.- The information published on the site: indication of the international code before the telephone or fax number, or indication of a special telephone number for help and information of consumers abroad; information indicating the route to get from other Member States to the place where the professional operates (eg international connections by train, the names of closest airports); information on the possibility to check the availability of the stock of a commodity, or on the possibility to provide a particular service. Conversely, the only indication of an email address on the website is not enough to conclude that the merchant “directs its activity” within the meaning of Article 15, paragraph 1 c) of Regulation No 44/2001.
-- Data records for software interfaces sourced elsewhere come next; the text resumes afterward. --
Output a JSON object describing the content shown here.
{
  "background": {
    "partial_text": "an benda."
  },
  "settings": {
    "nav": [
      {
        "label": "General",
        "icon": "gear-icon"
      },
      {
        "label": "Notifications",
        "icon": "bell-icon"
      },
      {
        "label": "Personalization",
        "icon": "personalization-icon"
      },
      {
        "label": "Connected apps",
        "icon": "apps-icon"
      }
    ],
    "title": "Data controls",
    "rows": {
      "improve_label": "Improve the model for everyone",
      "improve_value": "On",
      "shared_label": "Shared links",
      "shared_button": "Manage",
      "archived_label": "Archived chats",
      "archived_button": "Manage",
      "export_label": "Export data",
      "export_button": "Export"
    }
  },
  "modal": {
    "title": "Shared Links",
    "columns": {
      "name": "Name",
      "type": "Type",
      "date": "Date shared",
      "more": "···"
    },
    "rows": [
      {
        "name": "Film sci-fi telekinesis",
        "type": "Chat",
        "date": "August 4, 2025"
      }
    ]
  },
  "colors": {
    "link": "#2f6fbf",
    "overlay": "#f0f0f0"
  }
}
.- The business done in the past with consumers of other Member States: if the professional concludes traditionally distance contracts with consumers of a given Member State, there is no doubt that he directs its activities towards that Member State. On the contrary, the conclusion of one contract with one consumer of a particular Member State will not suffice for the direction of the activity to that Member State.

.- The language used on the website – although in the twenty-fourth recital Rome I Regulation this criterion is considered not important, Ms Trstenjak nevertheless argues that the language may in some borderline cases be an index of the direction of activity towards a particular Member State or to several Member States: for example, if a website is presented in a given language, but this language can be changed. This is relevant because it is an indication that the merchant directs its activity also to other Member States. Through the possibility to change languages, the merchant shows knowingly his wish that consumers from other Member States also conclude contracts with him.

.- The using of a top level domain of a given country, primarily in cases where a trader based in a given Member State uses the domain of another Member State in which he has no seat.

– If the merchant, using the various technical possibilities offered by the Internet (eg, the email), has sought to ensure that consumers of concrete Member States are informed of the offer.

.- If a trader who has a website also directs its activities towards the Member State of domicile of the consumer through other means of publicity.

.- If the merchant explicitly includes/excludes the direction of his activity to some Member States (and actually behaves in accordance with this inclusion/exclusion).

Finally, the AG suggests the ECJ to answer that the “direction of an activity” requirement within the meaning of Article 15, paragraph 1 c) of Regulation No 44/2001, is not met merely because the website of the person who carries the activity is accessible in the State where the consumer is domiciled. The national court must, on the basis of all the circumstances of the case, judge whether the person who carries on business and professional conducts his activities to the Member State where the consumer is domiciled. The important factors for this assessment include the contents of the website, the former activity of the person conducting the trade or professional activity, the type of Internet domain used, and the using of the possibilities of advertising offered by Internet and other media.

(The Parmer case also raises the question whether a tourist trip on board of a cargo ship can be considered as part of a contract for a fixed price combining travel and accommodation within the meaning of section15, paragraph 3 of Regulation nº 44/2001. According to Ms Trstenjak, the ECJ must answer affirmatively. She adds that in her view, the concept  of a “contract which, for an inclusive price, provides for a combination of travel and accommodation” in Article 15, paragraph 3 of Regulation nº  44/2001 must be interpreted in the same way as the concept of “package” of Article 2, paragraph 1 of Directive 90/314 of 13 June 1990 on package travel, package holidays and package tours).